The Third Circuit recently ruled that a statement in debt collection letters indicating that forgiveness of the consumer’s debt may be reported to the IRS could constitute a violation of the Fair Debt Collection Practices Act (FDCPA) because the debts in question were too small to be reported under IRS reporting requirements.
At issue in this case were the debt collection letters (also known as “dunning letters”) sent to the putative class action plaintiffs attempting to collect outstanding debts, none of which exceeded $600, for less than the full amount owed. In relevant part, the letters contained the following language: “[w]e are not obligated to renew this offer. We will report forgiveness of debt as required by IRS regulations. Reporting is not required every time a debt is canceled or settled, and might not be required in your case.”
Since each of the plaintiffs’ debts was less than $600 and only discharges of indebtedness of $600 or more are required to be reported to the IRS, the plaintiffs claimed that the inclusion of the above IRS language was “false, deceptive and misleading” in violation of the FDCPA, because the reporting requirement is entirely inapplicable to their debts and the FDCPA broadly prohibits the use of any false, deceptive, or misleading representation in connection with the collection of any debt. The district court had dismissed the lawsuit on the grounds that the debt collector’s letters did not violate the FDCPA because the letters did not include “any false or deceptive statements designed to enhance its ability to collect the outstanding debt.”
On appeal, the Third Circuit agreed with the plaintiffs’ argument that the debt collector “presented a false or misleading view of the law – one designed to scare or intimidate the [plaintiffs] into paying the outstanding debts listed on the debt collection letters even though [the debt collector] knew that any discharge of the [plaintiffs’] debt would not result in a report to the IRS.” According to the Third Circuit, when evaluating a debt collector’s communications under the FDCPA, courts must apply the “least sophisticated debtor” standard, which asks whether the hypothetical least sophisticated debtor likely would have been misled by a communication.
To this end, the Third Circuit concluded that by including the IRS reporting language on the collection letters addressing debts of less than $600, the least sophisticated debtor may believe that such reporting could occur, regardless of the letter’s qualifying statement that reporting is not always required when a debt is cancelled or settled. “While we recognize that [the debt collector], like many debt collection companies, uses form letters when contacting its debtors, we must reinforce that convenience does not excuse a potential violation of the FDCPA,” the court said.

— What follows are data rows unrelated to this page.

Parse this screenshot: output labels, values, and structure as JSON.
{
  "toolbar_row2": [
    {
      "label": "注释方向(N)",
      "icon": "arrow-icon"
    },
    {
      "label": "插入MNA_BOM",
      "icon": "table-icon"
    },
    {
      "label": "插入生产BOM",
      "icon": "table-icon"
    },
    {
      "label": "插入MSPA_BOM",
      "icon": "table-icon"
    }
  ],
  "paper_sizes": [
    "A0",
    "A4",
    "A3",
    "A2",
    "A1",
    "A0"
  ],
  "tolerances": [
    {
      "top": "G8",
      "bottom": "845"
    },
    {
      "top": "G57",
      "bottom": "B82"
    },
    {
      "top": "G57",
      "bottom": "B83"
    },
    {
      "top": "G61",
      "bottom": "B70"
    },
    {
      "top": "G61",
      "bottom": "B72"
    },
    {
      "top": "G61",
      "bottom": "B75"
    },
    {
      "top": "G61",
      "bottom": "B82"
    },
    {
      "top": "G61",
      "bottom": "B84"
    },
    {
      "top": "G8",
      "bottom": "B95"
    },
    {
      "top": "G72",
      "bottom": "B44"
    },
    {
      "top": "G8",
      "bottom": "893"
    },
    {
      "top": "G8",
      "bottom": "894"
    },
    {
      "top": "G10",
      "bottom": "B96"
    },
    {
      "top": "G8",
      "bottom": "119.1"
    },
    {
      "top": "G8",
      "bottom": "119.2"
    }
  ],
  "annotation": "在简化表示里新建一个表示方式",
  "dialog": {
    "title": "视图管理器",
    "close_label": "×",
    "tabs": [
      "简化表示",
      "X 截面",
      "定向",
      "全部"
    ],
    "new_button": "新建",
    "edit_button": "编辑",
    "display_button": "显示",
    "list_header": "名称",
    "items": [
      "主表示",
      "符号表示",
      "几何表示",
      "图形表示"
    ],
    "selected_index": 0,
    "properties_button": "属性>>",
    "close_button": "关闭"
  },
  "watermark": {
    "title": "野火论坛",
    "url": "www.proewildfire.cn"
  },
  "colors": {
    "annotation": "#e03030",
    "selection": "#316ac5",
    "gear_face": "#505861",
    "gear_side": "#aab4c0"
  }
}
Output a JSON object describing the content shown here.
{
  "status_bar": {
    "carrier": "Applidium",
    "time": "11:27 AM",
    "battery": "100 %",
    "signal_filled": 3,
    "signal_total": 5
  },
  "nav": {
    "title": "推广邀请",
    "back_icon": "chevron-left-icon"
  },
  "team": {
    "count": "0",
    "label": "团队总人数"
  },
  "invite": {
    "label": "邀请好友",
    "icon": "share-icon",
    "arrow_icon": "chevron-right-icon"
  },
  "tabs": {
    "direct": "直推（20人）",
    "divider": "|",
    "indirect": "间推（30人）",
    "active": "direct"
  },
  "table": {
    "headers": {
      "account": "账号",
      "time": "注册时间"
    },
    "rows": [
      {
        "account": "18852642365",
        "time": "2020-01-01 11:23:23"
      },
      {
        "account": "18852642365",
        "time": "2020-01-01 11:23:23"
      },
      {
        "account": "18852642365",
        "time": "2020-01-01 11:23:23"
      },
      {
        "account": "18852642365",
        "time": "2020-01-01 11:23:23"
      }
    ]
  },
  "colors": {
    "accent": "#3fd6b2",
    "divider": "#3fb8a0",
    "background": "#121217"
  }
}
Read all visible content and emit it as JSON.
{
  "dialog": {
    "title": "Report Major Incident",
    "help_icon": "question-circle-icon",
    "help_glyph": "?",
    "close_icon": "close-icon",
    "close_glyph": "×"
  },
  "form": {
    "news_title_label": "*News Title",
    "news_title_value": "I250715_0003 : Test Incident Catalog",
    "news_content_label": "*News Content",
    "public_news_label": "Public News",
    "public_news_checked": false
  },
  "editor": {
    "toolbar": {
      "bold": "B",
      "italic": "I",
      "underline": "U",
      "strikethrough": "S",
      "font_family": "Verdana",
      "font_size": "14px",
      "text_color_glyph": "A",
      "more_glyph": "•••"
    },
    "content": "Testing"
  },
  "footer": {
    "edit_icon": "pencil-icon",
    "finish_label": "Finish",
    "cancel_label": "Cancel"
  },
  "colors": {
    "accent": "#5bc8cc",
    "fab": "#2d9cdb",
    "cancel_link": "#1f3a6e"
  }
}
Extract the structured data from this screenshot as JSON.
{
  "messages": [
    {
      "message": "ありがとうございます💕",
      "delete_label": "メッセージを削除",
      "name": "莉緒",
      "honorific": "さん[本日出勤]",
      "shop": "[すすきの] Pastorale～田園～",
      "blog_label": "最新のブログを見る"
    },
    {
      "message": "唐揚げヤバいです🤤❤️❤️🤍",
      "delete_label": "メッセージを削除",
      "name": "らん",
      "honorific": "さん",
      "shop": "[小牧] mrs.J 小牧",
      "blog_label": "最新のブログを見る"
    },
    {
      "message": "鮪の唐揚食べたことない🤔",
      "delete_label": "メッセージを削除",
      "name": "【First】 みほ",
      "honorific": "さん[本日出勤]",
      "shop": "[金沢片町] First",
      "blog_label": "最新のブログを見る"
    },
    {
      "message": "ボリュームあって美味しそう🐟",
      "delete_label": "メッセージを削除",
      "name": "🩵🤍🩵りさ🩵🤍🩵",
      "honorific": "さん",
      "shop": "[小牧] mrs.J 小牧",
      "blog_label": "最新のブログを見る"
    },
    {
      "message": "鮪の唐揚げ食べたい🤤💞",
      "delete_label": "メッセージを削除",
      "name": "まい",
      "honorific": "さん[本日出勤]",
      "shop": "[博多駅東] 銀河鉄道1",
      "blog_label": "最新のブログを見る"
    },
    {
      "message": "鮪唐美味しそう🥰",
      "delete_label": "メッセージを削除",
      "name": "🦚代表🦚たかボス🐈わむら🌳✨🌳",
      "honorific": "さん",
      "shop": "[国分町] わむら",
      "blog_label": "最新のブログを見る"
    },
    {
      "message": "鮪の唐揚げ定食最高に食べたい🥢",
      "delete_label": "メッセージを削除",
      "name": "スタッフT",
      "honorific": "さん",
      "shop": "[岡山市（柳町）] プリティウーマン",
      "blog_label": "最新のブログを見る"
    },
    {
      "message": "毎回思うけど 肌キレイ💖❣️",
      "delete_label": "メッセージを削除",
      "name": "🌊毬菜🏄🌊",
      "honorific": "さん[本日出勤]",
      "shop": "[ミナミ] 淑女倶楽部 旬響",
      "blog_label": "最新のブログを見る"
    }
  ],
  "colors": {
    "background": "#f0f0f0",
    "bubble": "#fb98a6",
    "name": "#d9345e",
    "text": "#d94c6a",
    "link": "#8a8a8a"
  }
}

Based upon its holding, the Third Circuit reversed the district court’s order and found that the plaintiffs had “pled sufficient factual allegations that state a plausible claim upon which a court may grant relief under the FDCPA.” The Third Circuit remanded the case back to the district court for further proceedings.
The full opinion is accessible here.